Blogger VHB used to post the so-called "renewal gap", the difference between current mortgage rates and rates "N" years ago, where "N" is the mortgage term. So here it is, updated to May 31, 2011:
Note the 3 and 5 year rates are still at negative gap, meaning that homeowners renewing their mortgages today can receive lower monthly payments, and this has been the case for just over two years now.
Why is the renewal gap important? The gap indicates how much financial relief current homeowners can receive when they renew. As we can see, until the end of 2008, the renewal gap was positive. Since then the gap has been negative for the past few years this means that cohorts of mortgage holders have been receiving relief in the form of lower monthly payments for close to 3 years now and counting.
With some consensus that rates may start edging up as the economy improves and employment reaches towards full capacity, it is worth looking at what could happen to the renewal gap in years ahead. To help with picturing this, I have extrapolated mortgage rates at a high and low end: at the low end assuming "flat" rates for the next 3 years, at the high end assuming a linear extrapolation to the "max" mortgage rate seen in the past 10 years in mid-2014, as shown below:
So the scenarios play out as follows.
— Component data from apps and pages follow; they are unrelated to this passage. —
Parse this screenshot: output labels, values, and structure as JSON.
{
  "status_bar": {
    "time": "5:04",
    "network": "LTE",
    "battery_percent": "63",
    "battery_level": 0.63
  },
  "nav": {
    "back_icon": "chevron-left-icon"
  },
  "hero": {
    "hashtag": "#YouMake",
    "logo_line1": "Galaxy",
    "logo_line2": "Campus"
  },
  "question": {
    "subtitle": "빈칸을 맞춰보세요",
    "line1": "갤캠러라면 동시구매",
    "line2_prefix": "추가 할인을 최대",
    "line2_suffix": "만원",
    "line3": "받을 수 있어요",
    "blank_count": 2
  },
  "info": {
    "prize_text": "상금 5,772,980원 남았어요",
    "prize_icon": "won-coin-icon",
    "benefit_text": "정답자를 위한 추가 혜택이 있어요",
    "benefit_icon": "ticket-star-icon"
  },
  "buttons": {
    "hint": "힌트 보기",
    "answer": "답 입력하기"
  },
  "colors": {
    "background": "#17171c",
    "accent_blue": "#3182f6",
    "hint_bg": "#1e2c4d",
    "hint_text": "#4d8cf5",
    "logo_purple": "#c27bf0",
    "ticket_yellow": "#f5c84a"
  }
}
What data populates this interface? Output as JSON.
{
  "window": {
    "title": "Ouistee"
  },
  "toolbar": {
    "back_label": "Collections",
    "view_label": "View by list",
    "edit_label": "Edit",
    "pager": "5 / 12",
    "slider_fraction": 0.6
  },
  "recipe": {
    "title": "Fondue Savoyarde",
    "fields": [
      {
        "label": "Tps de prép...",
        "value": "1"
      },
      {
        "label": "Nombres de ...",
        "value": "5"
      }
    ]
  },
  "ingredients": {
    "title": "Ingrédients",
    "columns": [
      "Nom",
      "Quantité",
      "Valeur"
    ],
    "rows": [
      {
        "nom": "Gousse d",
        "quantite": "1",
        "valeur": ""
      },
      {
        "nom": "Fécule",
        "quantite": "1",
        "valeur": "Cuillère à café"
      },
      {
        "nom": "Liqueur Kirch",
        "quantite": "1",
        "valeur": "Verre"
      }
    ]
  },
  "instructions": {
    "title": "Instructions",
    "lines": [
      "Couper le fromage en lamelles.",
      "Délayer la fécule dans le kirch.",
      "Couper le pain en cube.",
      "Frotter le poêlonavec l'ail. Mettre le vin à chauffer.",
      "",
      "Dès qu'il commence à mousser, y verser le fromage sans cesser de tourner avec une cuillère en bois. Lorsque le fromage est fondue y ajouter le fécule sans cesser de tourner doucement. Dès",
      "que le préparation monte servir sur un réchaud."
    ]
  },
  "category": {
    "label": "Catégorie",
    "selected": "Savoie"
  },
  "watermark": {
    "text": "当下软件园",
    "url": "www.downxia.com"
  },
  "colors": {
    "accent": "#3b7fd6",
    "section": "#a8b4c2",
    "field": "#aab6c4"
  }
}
First the "flat":
- 1 year renewal gap stays around zero, as we would expect
- 3 year renewal gap approaches and stays at zero by early 2012
- 5 year renewal gap stays negative until early 2014
- 1 year renewal gap moves up to and remains at 1% starting the second half of 2011
- 3 year renewal gap shoots positive by early 2012 and trends even higher until 2014
- 5 year renewal gap stays slightly negative but "shoots" up positive in early 2014
There are other scenarios, of course, but if one believes the Bank of Canada's statement, that the recovery will be "sluggish" in the coming years, I have chosen a "sluggish" return to full capacity. Of course if the elusive bond vigilantes rear their heads, all bets are off.